Kazuhiko Kotani, Michiaki Miyamoto and Hitoshi Ando Pages 10 - 18 ( 9 )
Rheumatoid Arthritis (RA) is a chronic inflammatory disease with a potential cardiovascular (CV) risk. Flow-Mediated Vasodilation (FMD) is an ultrasonic method to evaluate endothelial function. RA is a contributor to endothelial dysfunction, a CV risk. Relevant insights on the improvement of the CV outcomes in RA patients may be obtained by a systematic review of trials that investigated the effects of RA treatment on FMD in RA patients. This review found that treatments with antirheumatic drugs and some non-antirheumatic drugs could improve the FMD in RA patients. Treatment with anti-tumour necrosis factor (TNF)-α drugs, including infliximab, etanercept and adalimumab, improved the FMD in RA patients. Treatment with non-anti-TNF-α drugs, including rituximab, anakinra and tocilizumab, also improved the FMD. One trial showed that conventional synthetic Disease-Modifying Antirheumatic Drugs (DMARDs) improved the FMD. Regarding non-antirheumatic drugs, treatment with ramipril, spironolactone and statins/ezetimibe improved the FMD in RA patients.
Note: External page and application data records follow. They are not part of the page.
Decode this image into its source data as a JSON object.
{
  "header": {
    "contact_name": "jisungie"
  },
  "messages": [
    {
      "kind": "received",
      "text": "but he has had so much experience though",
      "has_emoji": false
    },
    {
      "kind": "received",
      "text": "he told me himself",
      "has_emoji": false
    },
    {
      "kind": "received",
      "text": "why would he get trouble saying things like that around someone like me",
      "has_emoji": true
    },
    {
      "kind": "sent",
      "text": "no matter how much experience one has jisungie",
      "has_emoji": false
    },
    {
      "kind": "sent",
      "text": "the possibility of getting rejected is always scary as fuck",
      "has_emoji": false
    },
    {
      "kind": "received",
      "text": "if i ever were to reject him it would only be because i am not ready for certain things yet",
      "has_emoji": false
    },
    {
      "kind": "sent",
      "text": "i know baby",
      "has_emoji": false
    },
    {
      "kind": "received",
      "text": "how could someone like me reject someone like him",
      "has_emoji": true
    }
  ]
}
Treatment of advanced glycation endproducts inhibitors improved the FMD in RA patients, while treatment of pioglitazone did not. Overall, treatments for RA improved endothelial dysfunction, as evaluated by FMD, in RA patients. This information may be useful in patient management, although further studies are necessary to establish strategies in relation to endothelial dysfunction among these patients.
Adalimumab, anakinra, atherosclerosis, anti-TNF-α therapy, cardiovascular disease, etanercept, infliximab, rituximab, tocilizumab.
Division of Community and Family Medicine, Jichi Medical University, 3311-1 Yakushiji, Shimotsuke, Tochigi 329-0498, Japan.